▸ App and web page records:
○ ○ ○
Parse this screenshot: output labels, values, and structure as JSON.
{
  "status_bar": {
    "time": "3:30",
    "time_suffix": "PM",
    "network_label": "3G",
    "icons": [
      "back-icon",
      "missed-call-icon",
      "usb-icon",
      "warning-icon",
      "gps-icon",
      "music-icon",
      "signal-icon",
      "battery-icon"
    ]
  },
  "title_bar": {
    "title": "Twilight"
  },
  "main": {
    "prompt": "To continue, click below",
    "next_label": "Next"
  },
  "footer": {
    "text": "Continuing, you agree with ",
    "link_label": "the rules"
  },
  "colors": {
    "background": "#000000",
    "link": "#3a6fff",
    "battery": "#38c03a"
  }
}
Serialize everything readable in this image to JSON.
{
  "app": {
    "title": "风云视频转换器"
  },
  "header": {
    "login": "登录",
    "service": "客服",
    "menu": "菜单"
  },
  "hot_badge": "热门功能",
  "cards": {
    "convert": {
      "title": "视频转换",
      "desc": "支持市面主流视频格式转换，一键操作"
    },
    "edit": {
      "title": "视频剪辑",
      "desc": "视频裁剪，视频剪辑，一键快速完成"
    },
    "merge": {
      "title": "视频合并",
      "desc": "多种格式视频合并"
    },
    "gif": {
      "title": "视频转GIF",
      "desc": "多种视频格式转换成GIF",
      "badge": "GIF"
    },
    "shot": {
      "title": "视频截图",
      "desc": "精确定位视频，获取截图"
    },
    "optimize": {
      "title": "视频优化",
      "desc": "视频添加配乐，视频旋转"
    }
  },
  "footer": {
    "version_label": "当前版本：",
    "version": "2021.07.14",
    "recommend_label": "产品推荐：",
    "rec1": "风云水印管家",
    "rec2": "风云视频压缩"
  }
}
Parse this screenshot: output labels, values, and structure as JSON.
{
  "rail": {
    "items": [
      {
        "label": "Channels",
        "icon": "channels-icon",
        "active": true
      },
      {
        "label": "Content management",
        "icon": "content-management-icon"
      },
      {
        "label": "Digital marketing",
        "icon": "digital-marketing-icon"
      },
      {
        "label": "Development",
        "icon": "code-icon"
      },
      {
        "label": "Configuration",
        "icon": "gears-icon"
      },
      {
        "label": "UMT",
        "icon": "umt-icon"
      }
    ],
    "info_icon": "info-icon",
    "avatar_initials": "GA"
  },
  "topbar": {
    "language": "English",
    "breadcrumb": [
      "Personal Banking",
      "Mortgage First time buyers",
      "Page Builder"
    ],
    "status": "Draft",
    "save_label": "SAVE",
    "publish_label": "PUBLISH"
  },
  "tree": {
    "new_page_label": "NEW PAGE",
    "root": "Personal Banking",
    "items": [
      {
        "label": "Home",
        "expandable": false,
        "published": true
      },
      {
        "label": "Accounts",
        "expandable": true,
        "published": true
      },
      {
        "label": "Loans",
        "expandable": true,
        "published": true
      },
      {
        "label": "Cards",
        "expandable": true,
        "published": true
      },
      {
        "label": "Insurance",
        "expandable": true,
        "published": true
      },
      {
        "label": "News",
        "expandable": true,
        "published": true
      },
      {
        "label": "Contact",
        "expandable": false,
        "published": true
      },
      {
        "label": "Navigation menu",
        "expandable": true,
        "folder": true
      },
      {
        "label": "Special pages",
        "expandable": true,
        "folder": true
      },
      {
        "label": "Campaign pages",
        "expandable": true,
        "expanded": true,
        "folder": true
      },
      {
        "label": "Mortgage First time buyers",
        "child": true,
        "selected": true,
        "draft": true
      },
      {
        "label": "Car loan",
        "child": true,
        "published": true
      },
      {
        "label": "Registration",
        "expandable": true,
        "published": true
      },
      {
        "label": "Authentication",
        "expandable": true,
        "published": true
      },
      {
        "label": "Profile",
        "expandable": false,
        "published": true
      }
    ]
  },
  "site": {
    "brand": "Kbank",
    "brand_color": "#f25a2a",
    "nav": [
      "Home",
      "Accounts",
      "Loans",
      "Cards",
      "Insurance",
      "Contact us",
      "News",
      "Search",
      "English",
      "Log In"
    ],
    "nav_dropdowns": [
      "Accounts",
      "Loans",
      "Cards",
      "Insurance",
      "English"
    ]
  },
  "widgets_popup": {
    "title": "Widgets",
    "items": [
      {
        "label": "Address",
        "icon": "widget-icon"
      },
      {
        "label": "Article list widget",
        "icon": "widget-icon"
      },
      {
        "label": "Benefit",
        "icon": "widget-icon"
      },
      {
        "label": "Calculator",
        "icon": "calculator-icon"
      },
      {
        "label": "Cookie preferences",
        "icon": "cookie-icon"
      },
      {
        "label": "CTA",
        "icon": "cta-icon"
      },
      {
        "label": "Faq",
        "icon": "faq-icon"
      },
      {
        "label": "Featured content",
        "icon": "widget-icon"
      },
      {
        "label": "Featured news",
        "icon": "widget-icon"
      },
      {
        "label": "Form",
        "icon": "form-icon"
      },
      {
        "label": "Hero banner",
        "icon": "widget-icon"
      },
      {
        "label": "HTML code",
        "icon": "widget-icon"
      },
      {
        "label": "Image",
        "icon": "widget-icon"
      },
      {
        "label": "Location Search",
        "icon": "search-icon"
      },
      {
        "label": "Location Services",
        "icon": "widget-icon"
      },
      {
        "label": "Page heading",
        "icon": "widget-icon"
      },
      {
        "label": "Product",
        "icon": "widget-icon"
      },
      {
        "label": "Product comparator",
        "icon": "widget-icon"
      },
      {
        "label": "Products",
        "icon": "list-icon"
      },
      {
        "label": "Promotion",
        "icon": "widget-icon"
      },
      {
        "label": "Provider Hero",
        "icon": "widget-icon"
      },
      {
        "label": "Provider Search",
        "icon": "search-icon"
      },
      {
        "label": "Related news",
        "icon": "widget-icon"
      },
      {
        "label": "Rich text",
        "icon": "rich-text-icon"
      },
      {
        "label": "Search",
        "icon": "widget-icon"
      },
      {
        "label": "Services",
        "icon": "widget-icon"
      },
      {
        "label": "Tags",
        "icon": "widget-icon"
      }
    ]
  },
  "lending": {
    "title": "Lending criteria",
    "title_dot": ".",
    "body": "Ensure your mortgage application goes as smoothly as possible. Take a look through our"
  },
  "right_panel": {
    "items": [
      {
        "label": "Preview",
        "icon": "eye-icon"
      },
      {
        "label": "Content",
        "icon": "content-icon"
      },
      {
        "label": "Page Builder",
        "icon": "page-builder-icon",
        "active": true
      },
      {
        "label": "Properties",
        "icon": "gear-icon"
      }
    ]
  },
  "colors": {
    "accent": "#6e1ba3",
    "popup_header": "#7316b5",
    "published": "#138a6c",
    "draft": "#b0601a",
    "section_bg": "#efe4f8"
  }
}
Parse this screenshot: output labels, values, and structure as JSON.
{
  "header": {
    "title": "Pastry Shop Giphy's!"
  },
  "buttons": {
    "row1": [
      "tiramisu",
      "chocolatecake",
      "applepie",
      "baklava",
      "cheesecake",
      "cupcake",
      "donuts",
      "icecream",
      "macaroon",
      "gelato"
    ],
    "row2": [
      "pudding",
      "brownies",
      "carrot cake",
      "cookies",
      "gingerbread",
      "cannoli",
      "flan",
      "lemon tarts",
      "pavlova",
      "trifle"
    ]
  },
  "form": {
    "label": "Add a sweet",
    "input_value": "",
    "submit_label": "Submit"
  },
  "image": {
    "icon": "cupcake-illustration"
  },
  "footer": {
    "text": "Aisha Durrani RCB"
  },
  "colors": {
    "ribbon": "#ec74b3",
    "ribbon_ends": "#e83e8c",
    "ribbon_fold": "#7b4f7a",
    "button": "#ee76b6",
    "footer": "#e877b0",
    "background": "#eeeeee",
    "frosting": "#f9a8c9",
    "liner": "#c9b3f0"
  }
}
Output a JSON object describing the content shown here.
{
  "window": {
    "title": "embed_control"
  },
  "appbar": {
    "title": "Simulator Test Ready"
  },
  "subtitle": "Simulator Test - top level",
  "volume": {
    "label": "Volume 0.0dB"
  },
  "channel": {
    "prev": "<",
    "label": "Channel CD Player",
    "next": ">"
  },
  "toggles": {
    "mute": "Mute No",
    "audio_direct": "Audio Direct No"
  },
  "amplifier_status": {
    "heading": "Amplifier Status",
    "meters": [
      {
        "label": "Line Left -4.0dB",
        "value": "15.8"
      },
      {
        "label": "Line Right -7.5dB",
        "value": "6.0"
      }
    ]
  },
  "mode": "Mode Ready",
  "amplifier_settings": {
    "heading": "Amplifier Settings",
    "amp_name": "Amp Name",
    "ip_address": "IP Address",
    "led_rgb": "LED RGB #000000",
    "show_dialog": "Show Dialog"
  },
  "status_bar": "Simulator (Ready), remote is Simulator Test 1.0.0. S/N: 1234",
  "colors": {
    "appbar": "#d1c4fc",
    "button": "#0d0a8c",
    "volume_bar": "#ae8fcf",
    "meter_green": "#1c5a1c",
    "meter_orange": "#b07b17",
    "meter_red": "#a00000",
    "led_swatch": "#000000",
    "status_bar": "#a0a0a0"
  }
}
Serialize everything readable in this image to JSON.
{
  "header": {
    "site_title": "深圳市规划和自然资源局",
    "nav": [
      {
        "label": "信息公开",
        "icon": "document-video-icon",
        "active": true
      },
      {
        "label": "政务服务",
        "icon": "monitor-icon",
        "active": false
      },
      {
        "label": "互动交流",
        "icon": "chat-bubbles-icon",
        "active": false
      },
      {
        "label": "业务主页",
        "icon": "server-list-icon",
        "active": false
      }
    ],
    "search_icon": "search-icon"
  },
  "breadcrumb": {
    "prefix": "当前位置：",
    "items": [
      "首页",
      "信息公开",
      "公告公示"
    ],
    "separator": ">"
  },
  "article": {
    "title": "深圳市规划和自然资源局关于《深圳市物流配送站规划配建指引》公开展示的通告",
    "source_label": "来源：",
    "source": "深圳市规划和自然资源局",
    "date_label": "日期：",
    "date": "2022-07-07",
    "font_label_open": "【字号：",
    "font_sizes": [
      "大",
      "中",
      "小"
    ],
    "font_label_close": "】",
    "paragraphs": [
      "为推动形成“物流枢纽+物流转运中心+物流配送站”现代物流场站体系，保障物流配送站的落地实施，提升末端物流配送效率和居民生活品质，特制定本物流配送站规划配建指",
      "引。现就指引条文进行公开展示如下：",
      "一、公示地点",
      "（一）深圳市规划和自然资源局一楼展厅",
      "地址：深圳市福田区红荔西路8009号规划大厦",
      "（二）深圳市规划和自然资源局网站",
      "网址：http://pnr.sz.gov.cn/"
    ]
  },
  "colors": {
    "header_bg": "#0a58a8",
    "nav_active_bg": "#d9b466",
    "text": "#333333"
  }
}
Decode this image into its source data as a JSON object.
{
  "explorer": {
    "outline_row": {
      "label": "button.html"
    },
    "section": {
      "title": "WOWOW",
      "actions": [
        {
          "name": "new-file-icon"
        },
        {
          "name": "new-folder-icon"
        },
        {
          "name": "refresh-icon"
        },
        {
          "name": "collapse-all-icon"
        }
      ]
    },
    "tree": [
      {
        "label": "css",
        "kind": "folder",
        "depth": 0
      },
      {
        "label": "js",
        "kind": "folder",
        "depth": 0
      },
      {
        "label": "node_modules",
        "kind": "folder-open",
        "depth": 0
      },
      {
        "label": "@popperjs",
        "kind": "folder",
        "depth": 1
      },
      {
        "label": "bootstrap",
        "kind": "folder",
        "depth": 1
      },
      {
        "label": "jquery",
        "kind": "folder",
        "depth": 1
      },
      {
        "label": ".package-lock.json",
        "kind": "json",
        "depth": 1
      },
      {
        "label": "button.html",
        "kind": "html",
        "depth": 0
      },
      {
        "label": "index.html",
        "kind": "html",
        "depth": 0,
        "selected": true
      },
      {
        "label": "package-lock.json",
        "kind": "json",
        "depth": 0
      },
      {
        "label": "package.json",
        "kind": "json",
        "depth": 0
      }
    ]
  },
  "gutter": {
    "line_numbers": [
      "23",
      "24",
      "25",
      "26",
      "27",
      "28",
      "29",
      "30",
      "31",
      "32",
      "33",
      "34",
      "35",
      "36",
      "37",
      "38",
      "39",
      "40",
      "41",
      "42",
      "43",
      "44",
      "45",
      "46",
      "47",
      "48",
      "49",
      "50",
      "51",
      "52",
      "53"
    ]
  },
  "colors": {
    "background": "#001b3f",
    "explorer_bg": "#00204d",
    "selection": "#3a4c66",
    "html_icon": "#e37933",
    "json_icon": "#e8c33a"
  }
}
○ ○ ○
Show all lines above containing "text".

▸ Exercise output:
    "text": "Continuing, you agree with ",
        "label": "Rich text",
        "icon": "rich-text-icon"
    "text": "Aisha Durrani RCB"
    "text": "#333333"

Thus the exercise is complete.